I have had the pleasure of exploring the outside world since I was very young, like 2 weeks old strapped in a boat in Lake Powell young. Whether it was boating, camping, hiking, or backpacking, I always felt at ease when I was exploring the outdoors. I did not know why I was always that “weird kid” who would rather run outside and go on a camping trip than play dress up and have tea parties at school, but that was who I was.
I grew up in an alcoholic home, one filled with uncertainty and anxiety, so I found serenity in the wilderness.
Fast-forward 20 years later and here I am, still in love with nature. The difference is now I have a thorough understanding of why I escaped into nature as a child and why I continue to seek out the most thrilling outdoor adventures as a young woman; nature is my therapy to combat all of my emotional demons. As a child, I may have been running away from the fearful emotions that come with alcoholism in the home; I have learned that I am one of the strongest humans I know for what I endured in my life. From childhood trauma to my own recovery path in adulthood, I am living proof that you can overcome any challenge you are faced. I have learned that Mother Nature was my therapist in childhood, and today I continue to cope with my hardships, recovery, and everyday stressors through letting it all go while I enjoy so many of the outdoor activities Utah has to offer. When I was younger, I did not know what therapy was or how nature contributed to the release of dopamine in our brains; but I knew there was something magical about being outside, something so freeing that I could not explain.
"Taking a moment to step outdoors, smell the freshness, feel the earth under your toes, and watch a sunset can be a life changing event. Creating this space for you and making it a part of your everyday lifestyle can truly be life changing. I urge you to step outside and explore."
Opting outside can help combat depression:
A few years ago, many outdoor campaigns were started such as #optoutside by REI which supports going into the outdoors during the holiday season instead of being sucked into the consumer world of Black Friday. This campaign has now reached millions of people and is just one example of how we can put away our superficial happiness and seek therapy from nature. As a society, we get drawn into social media, the fear of missing out, the Hollywood scene and we spend so much time and effort on our own image when in reality, this underlying peer pressure is a trigger for mental illness. With many outdoors campaigns and evidence-based studies of how nature can combat mental illness and depression, I was very excited to see the potential this can have on the mental health world. In fact, Stanford University released a study in 2015 confirming that opting outside can have a positive impact on mental health.

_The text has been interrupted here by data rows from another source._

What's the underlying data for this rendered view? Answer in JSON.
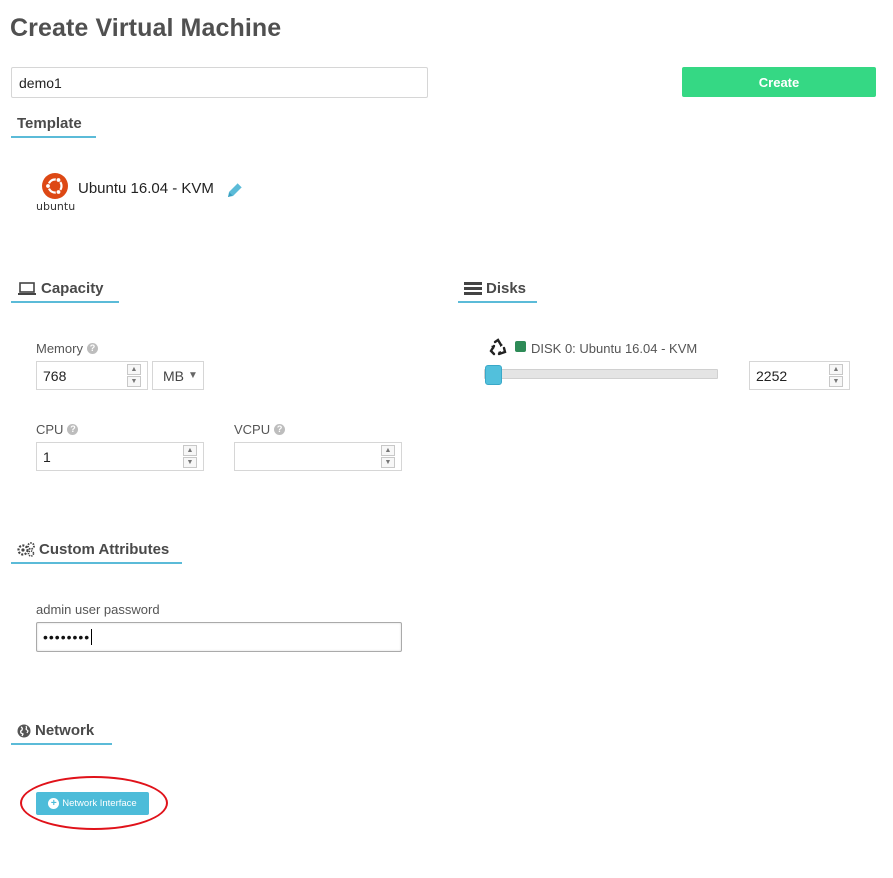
{
  "page": {
    "title": "Create Virtual Machine"
  },
  "vm": {
    "name_value": "demo1"
  },
  "actions": {
    "create_label": "Create"
  },
  "template": {
    "header": "Template",
    "name": "Ubuntu 16.04 - KVM",
    "logo_text": "ubuntu",
    "logo_color": "#dd4814"
  },
  "capacity": {
    "header": "Capacity",
    "memory_label": "Memory",
    "memory_value": "768",
    "memory_unit": "MB",
    "cpu_label": "CPU",
    "cpu_value": "1",
    "vcpu_label": "VCPU",
    "vcpu_value": ""
  },
  "disks": {
    "header": "Disks",
    "items": [
      {
        "label": "DISK 0: Ubuntu 16.04 - KVM",
        "size_value": "2252",
        "slider_fraction": 0.0,
        "status_color": "#2e8b57"
      }
    ]
  },
  "custom_attributes": {
    "header": "Custom Attributes",
    "password_label": "admin user password",
    "password_mask": "••••••••"
  },
  "network": {
    "header": "Network",
    "add_interface_label": "Network Interface"
  },
  "colors": {
    "accent": "#5bbbd8",
    "create_button": "#35d884",
    "annotation": "#e0121a"
  }
}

“Specifically, the study, published in Proceedings of the National Academy of Science, found that people who walked for 90 minutes in a natural area, as opposed to participants who walked in a high-traffic urban setting, showed decreased activity in a region of the brain associated with a key factor in depression. ‘These results suggest that accessible natural areas may be vital for mental health in our rapidly urbanizing world,’ said co-author Gretchen Daily, the Bing Professor in Environmental Science and a senior fellow at the Stanford Woods Institute for the Environment. ‘Our findings can help inform the growing movement worldwide to make cities more livable, and to make nature more accessible to all who live in them.’”
Mental illness in the United States:
Approximately 42.5 million adults (18.2 percent of the total population) in the United States endure a mental health disorder, most commonly depression and anxiety. Mental health disorders can lead to physical illness, financial burdens, broken relationships, emotional anguish, substance abuse and even suicide without the proper treatment. Many treatments for mental illness include psychotherapy and medications such as antidepressants. Overall the goals of these treatments is help identify underlying triggers, establish positive coping skills and adjust the levels of neurotransmitters in the brain in order to obtain a healthy balance, however alternate therapies such as exercise and getting out in nature have also been shown to release serotonin and dopamine in the brain, potentially creating a state of happiness.
My sister and I started a Salt Lake City hike group in spring 2016, called New Heights Hiking. We are a hike group for anyone who has struggled with addiction, anxiety, depression, eating disorders, etc. And/ or anyone who’s life has been affected by this. However, all are welcome, we just ask that you respect the purpose of the hike group and stay in line with that. We have an Instagram page (@newheightshiking), this is where we post details for the weekly hikes and meet ups. Hiking season is upon us, so stay tuned for lots of hikes to come!